The Pittsburgh Section of the American Ceramic Society was one of several engineering organizations sponsoring the regional competition. Glenn McIntyre, manager of Brick Technology at HarbisonWalker International, was a volunteer judge representing American Ceramic Society. He asked a singular question of one team.
“How does your future city employ ceramics?” was the simple question he posed to Timothy and his team members as he made his way through the presentations.
Timothy’s recollection of the interaction was this: “Here was a guy three times my size asking me about something, and I have no idea what the word, ‘ceramics’ means!” He and his team admitted they didn’t know, but said they would look it up when they returned to their lab.

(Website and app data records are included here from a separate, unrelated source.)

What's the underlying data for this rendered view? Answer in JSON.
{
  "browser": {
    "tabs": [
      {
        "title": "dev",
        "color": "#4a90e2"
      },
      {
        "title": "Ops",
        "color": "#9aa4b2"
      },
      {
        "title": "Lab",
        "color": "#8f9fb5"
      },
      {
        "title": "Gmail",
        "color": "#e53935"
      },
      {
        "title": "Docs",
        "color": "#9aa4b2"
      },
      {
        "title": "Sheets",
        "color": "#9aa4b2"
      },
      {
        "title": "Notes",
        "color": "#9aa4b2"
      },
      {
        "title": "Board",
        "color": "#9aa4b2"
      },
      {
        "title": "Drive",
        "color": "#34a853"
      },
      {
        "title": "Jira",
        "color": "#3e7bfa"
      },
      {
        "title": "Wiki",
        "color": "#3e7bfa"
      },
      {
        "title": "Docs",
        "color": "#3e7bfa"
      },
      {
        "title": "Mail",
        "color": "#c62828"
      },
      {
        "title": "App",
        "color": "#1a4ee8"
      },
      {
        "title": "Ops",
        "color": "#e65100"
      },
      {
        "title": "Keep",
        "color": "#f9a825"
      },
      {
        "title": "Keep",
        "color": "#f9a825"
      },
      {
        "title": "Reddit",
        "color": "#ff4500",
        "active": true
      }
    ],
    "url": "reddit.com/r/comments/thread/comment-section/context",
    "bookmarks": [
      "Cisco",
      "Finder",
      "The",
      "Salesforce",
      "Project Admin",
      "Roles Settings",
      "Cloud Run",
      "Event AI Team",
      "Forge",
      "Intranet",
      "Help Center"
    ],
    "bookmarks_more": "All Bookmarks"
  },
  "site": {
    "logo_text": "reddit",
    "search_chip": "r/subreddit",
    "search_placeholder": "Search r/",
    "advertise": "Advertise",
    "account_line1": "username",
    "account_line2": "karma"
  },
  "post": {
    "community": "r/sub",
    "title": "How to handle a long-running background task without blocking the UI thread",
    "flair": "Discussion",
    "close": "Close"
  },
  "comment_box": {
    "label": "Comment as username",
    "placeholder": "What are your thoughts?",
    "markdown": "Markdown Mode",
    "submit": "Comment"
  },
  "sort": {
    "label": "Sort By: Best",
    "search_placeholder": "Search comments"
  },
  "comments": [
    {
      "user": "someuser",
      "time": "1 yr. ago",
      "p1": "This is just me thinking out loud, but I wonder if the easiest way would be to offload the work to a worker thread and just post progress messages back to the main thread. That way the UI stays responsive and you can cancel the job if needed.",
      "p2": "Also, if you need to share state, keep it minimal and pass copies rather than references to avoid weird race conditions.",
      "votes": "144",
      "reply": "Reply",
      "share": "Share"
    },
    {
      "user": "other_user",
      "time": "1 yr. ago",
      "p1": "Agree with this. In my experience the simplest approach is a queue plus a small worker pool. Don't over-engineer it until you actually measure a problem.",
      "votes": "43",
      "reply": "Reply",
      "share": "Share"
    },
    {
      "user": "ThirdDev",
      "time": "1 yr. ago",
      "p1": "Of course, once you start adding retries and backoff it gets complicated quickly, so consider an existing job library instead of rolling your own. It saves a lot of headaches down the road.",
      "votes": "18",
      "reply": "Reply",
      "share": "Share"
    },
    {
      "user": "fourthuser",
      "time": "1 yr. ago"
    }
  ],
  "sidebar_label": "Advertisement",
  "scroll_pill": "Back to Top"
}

“I figured he would be disappointed and move on, but he didn’t,” added Timothy. “He started talking about ceramics and what they do. What I remember most was his genuine enthusiasm for ceramics. He got me, and then my teammates, excited about ceramics. And I bet he would get you excited too! His enthusiasm was contagious.”
The exchange between Glenn and Timothy’s team was so inspiring that Timothy asked Future City to tell him the name of the judge who talked about ceramics. When Glenn found out, he invited Timothy’s team and all his teammates to visit HarbisonWalker International’s Advanced Technology and Research Center (ATRC) in West Mifflin, PA on April 29. The Center is one of the most advanced refractories research, development and testing facilities in the world and the largest in North America. The students gained hands-on experience to better understand ceramics material properties, testing and real-world applications.
Timothy presented his experience with Future City, Glenn and the visit to HarbisonWalker International’s ATRC in a TED Ed Club talk that has already opened more young eyes to the world of ceramics. As Timothy concludes in his talk, “What if competitions like this are not just about winning? What if they are also about the judges who work with different things? We became young scientists who now dream about ceramics!”
Steve Delo, CEO, HarbisonWalker International, wasn’t surprised to hear of Glenn’s contagious enthusiasm and the impact his volunteer participation had on the students.
“Our employees love what they do. And they pour the same intense passion and dedication into community activities as they do in the refractory business. Whether it’s through the Future City or other community causes, our team really is driven to make the world a better place. We all agree that the reason is simple: the more we give, the more we get back.”
View Timothy Snyder’s TED Ed Club talk here
Members of the Future City team from Baden Academy Charter School in Baden, Pennsylvania, participate in a refractory brick product demonstration at HarbisonWalker International’s Advanced Technology and Research Center (ATRC) in West Mifflin, PA.
Refractories professionals from HarbisonWalker International perform lab tests on refractories products as members of the Future City team from Baden Academy Charter School observe.
Glenn McIntyre, manager of Brick Technology at HarbisonWalker International, tests the refractories knowledge of members of the Future City team from Baden Academy Charter School in Baden, Pennsylvania.
About HarbisonWalker International
With more than 150 years of industry leadership, HarbisonWalker International (HWI) is the largest supplier of refractory products and services in the United States. Headquartered in Pittsburgh, Pennsylvania, the company’s international network spans North America, Europe, and Asia, with 19 manufacturing plants, 30 global sourcing centers, and technology facilities in both the United States and China. Serving virtually every major industry that requires refractory solutions to enhance production and protect assets, HWI is consistently recognized for its talented experts, industry firsts, and intensely driven excellence.